* **WHAT YOU SHOULD DO**: Set the whole listing down again without deviation.

* **RECORD EXTRACTS**:
*-*-*
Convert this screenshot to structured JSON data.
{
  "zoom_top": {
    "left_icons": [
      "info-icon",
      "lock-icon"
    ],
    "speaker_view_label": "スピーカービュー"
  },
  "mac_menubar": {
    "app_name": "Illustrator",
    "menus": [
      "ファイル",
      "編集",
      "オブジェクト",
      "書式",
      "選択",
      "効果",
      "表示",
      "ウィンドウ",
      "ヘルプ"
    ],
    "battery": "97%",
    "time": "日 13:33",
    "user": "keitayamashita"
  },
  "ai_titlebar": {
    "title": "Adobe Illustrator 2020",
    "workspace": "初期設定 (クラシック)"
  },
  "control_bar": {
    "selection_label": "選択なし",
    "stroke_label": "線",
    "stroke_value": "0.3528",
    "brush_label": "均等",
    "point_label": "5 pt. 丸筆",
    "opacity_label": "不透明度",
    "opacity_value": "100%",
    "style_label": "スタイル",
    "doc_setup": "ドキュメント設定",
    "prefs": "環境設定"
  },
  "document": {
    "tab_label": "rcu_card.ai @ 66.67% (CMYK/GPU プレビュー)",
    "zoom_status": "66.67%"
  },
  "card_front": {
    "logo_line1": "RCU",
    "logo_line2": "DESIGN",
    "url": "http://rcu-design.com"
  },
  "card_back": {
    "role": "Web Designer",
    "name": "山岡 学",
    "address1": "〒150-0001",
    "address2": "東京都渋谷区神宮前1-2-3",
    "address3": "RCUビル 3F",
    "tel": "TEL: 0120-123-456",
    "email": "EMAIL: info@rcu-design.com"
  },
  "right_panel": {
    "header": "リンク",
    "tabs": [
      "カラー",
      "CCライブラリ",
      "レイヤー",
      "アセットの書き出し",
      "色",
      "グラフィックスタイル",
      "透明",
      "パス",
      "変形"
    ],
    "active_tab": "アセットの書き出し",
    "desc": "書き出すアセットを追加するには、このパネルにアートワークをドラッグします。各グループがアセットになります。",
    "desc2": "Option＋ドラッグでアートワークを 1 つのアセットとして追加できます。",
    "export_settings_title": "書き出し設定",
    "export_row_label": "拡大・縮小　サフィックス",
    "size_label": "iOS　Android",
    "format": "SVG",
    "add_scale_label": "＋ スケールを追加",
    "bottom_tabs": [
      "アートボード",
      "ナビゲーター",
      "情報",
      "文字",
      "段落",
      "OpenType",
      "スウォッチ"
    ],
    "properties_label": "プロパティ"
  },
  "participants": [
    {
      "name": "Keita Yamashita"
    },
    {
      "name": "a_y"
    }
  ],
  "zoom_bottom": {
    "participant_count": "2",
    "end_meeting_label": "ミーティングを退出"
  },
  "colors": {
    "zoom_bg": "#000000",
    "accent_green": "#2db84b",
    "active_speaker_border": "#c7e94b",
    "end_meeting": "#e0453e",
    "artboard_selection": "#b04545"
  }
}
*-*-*
* **RESPONSE TO THE EXERCISE**:
Convert this screenshot to structured JSON data.
{
  "zoom_top": {
    "left_icons": [
      "info-icon",
      "lock-icon"
    ],
    "speaker_view_label": "スピーカービュー"
  },
  "mac_menubar": {
    "app_name": "Illustrator",
    "menus": [
      "ファイル",
      "編集",
      "オブジェクト",
      "書式",
      "選択",
      "効果",
      "表示",
      "ウィンドウ",
      "ヘルプ"
    ],
    "battery": "97%",
    "time": "日 13:33",
    "user": "keitayamashita"
  },
  "ai_titlebar": {
    "title": "Adobe Illustrator 2020",
    "workspace": "初期設定 (クラシック)"
  },
  "control_bar": {
    "selection_label": "選択なし",
    "stroke_label": "線",
    "stroke_value": "0.3528",
    "brush_label": "均等",
    "point_label": "5 pt. 丸筆",
    "opacity_label": "不透明度",
    "opacity_value": "100%",
    "style_label": "スタイル",
    "doc_setup": "ドキュメント設定",
    "prefs": "環境設定"
  },
  "document": {
    "tab_label": "rcu_card.ai @ 66.67% (CMYK/GPU プレビュー)",
    "zoom_status": "66.67%"
  },
  "card_front": {
    "logo_line1": "RCU",
    "logo_line2": "DESIGN",
    "url": "http://rcu-design.com"
  },
  "card_back": {
    "role": "Web Designer",
    "name": "山岡 学",
    "address1": "〒150-0001",
    "address2": "東京都渋谷区神宮前1-2-3",
    "address3": "RCUビル 3F",
    "tel": "TEL: 0120-123-456",
    "email": "EMAIL: info@rcu-design.com"
  },
  "right_panel": {
    "header": "リンク",
    "tabs": [
      "カラー",
      "CCライブラリ",
      "レイヤー",
      "アセットの書き出し",
      "色",
      "グラフィックスタイル",
      "透明",
      "パス",
      "変形"
    ],
    "active_tab": "アセットの書き出し",
    "desc": "書き出すアセットを追加するには、このパネルにアートワークをドラッグします。各グループがアセットになります。",
    "desc2": "Option＋ドラッグでアートワークを 1 つのアセットとして追加できます。",
    "export_settings_title": "書き出し設定",
    "export_row_label": "拡大・縮小　サフィックス",
    "size_label": "iOS　Android",
    "format": "SVG",
    "add_scale_label": "＋ スケールを追加",
    "bottom_tabs": [
      "アートボード",
      "ナビゲーター",
      "情報",
      "文字",
      "段落",
      "OpenType",
      "スウォッチ"
    ],
    "properties_label": "プロパティ"
  },
  "participants": [
    {
      "name": "Keita Yamashita"
    },
    {
      "name": "a_y"
    }
  ],
  "zoom_bottom": {
    "participant_count": "2",
    "end_meeting_label": "ミーティングを退出"
  },
  "colors": {
    "zoom_bg": "#000000",
    "accent_green": "#2db84b",
    "active_speaker_border": "#c7e94b",
    "end_meeting": "#e0453e",
    "artboard_selection": "#b04545"
  }
}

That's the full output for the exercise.